Start of ENTRIES SHOWN
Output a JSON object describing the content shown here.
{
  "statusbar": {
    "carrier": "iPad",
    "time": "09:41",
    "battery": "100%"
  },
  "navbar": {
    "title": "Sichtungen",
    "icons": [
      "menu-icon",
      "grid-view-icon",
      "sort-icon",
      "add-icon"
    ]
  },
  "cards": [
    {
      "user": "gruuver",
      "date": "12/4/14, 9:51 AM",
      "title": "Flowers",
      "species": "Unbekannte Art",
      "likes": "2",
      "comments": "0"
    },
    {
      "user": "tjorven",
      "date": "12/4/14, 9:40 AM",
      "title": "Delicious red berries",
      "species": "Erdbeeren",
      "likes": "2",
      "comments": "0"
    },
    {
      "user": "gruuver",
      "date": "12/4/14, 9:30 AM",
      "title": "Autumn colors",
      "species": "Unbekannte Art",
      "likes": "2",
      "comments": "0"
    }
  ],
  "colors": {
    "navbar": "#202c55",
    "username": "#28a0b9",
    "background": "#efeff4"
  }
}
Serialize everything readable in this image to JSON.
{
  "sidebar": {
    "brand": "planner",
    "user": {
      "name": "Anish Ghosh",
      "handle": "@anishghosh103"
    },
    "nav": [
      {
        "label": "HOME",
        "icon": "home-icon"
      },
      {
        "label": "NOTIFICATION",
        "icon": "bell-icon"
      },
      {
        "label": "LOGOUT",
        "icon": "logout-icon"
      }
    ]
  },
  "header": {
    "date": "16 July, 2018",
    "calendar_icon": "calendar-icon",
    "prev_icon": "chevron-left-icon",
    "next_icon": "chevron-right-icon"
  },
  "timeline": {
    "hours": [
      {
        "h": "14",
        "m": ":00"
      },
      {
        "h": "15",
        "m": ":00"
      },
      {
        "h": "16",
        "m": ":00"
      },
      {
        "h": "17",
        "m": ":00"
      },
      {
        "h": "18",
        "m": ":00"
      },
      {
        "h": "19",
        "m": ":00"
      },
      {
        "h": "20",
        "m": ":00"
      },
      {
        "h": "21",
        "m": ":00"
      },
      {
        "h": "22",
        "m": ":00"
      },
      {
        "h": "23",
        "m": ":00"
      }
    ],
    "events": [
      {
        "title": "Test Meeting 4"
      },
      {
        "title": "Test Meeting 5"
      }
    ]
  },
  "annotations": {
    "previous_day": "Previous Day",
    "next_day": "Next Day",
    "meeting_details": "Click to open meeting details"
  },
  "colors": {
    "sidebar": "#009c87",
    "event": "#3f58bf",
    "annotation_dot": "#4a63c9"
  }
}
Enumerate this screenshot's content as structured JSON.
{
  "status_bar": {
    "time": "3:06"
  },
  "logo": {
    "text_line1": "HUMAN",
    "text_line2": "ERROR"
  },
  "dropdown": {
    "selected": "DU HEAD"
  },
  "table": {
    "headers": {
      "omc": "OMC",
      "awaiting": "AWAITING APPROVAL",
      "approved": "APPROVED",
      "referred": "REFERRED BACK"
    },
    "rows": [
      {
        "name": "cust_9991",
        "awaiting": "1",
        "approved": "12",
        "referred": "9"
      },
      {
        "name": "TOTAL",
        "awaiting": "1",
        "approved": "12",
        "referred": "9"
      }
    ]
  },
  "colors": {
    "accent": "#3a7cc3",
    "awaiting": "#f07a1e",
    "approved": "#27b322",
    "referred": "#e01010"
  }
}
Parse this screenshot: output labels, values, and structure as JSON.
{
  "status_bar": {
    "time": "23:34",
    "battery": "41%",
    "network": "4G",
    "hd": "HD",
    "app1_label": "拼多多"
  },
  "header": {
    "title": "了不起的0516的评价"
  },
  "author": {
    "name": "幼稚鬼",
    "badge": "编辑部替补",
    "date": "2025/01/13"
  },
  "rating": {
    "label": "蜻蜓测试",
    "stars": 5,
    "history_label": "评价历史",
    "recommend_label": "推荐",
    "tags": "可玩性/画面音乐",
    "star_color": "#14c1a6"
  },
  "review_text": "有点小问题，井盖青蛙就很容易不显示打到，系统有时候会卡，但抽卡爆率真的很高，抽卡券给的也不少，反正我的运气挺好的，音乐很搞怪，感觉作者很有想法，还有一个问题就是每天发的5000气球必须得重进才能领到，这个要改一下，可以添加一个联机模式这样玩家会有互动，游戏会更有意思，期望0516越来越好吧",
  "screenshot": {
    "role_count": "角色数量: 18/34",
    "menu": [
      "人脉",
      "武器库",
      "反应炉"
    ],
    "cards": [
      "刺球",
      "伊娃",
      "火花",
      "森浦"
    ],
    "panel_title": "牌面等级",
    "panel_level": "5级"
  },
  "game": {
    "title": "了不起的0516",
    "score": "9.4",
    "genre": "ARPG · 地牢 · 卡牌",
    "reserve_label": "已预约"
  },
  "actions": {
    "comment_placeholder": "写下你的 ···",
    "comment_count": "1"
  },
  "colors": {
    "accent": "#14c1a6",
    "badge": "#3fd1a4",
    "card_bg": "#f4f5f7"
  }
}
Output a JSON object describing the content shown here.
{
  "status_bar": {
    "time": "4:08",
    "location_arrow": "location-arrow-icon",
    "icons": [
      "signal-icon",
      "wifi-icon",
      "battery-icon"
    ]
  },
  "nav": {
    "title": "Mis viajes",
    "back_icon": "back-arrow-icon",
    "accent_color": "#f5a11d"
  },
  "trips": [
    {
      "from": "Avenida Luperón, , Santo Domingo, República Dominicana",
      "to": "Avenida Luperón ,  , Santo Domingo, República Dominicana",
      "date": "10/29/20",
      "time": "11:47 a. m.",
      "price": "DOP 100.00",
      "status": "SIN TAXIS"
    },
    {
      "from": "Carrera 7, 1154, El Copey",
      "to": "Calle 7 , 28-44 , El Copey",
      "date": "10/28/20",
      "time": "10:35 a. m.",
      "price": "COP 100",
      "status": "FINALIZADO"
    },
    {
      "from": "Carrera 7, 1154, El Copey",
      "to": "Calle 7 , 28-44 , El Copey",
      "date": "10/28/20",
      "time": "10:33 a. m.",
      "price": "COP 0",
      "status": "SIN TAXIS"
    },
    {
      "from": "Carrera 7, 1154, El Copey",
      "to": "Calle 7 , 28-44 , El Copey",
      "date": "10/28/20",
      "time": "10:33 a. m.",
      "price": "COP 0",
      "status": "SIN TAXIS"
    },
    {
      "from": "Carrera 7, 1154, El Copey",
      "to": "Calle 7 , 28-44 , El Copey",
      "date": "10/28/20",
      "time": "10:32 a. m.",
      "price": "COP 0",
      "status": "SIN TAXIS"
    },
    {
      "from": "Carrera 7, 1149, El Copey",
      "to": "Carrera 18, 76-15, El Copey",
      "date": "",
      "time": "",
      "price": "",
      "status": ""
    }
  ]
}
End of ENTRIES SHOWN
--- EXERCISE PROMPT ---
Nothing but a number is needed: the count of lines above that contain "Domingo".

--- SOLUTION TO THE EXERCISE ---
2